··· Material shown
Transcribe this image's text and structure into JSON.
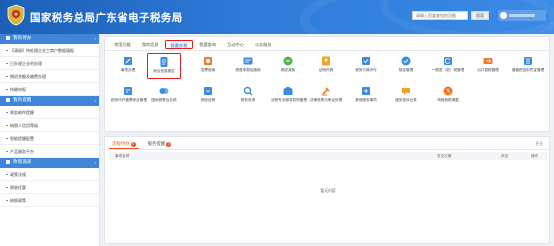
{
  "header": {
    "title": "国家税务总局广东省电子税务局",
    "search_placeholder": "请输入您要查找的功能",
    "search_button": "搜索"
  },
  "sidebar": {
    "sections": [
      {
        "title": "我的待办",
        "items": [
          "【清册】待处理企业工商户数据填报",
          "已办理企业的办理",
          "期初余额及缴费办理",
          "待缴申报"
        ]
      },
      {
        "title": "我的提醒",
        "items": [
          "税务邮件提醒",
          "纳税人信用等级",
          "智能提醒配置",
          "产品服务平台"
        ]
      },
      {
        "title": "政策速递",
        "items": [
          "政策法规",
          "税收优惠",
          "纳税政策"
        ]
      }
    ]
  },
  "main": {
    "tabs": [
      "常用功能",
      "我的信息",
      "我要办税",
      "我要查询",
      "互动中心",
      "公众服务"
    ],
    "active_tab_index": 2,
    "functions": [
      {
        "label": "事项办理",
        "icon": "edit-icon",
        "color": "#3c8dde"
      },
      {
        "label": "综合信息报告",
        "icon": "document-icon",
        "color": "#3c8dde",
        "highlighted": true
      },
      {
        "label": "发票使用",
        "icon": "invoice-icon",
        "color": "#f07a2a"
      },
      {
        "label": "税费申报及缴纳",
        "icon": "tax-declare-icon",
        "color": "#3c8dde"
      },
      {
        "label": "税收减免",
        "icon": "reduction-icon",
        "color": "#52b44a"
      },
      {
        "label": "证明开具",
        "icon": "certificate-icon",
        "color": "#f0a22a"
      },
      {
        "label": "税务行政许可",
        "icon": "permit-icon",
        "color": "#3c8dde"
      },
      {
        "label": "核定管理",
        "icon": "verify-icon",
        "color": "#3c8dde"
      },
      {
        "label": "一般退（抵）税管理",
        "icon": "refund-icon",
        "color": "#3c8dde"
      },
      {
        "label": "出口退税管理",
        "icon": "export-refund-icon",
        "color": "#f07a2a"
      },
      {
        "label": "增值税抵扣凭证管理",
        "icon": "deduction-icon",
        "color": "#3c8dde"
      },
      {
        "label": "税务代开普票综合管理",
        "icon": "agent-invoice-icon",
        "color": "#3c8dde"
      },
      {
        "label": "国地税联合办税",
        "icon": "joint-office-icon",
        "color": "#3c8dde"
      },
      {
        "label": "税收证明",
        "icon": "proof-icon",
        "color": "#3c8dde"
      },
      {
        "label": "税务查询",
        "icon": "search-doc-icon",
        "color": "#3c8dde"
      },
      {
        "label": "涉税专业服务机构管理",
        "icon": "agency-icon",
        "color": "#3c8dde"
      },
      {
        "label": "法律追责与争议处理",
        "icon": "law-icon",
        "color": "#f07a2a"
      },
      {
        "label": "其他服务事项",
        "icon": "service-icon",
        "color": "#3c8dde"
      },
      {
        "label": "服务投诉记录",
        "icon": "complaint-icon",
        "color": "#f0a22a"
      },
      {
        "label": "特别纳税调整",
        "icon": "adjust-icon",
        "color": "#f07a2a"
      }
    ],
    "bottom": {
      "tabs": [
        {
          "label": "流程待办",
          "badge": "0"
        },
        {
          "label": "服务提醒",
          "badge": "0"
        }
      ],
      "more": "更多",
      "columns": [
        "事项名称",
        "发文日期",
        "状态",
        "操作"
      ],
      "empty_text": "暂无内容"
    }
  },
  "colors": {
    "header_blue": "#1b5fb8",
    "sidebar_section": "#3f86d8",
    "highlight_red": "#e02020",
    "active_orange": "#e0561b"
  }
}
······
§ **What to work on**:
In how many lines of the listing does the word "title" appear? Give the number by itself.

§ **Completed task**:
4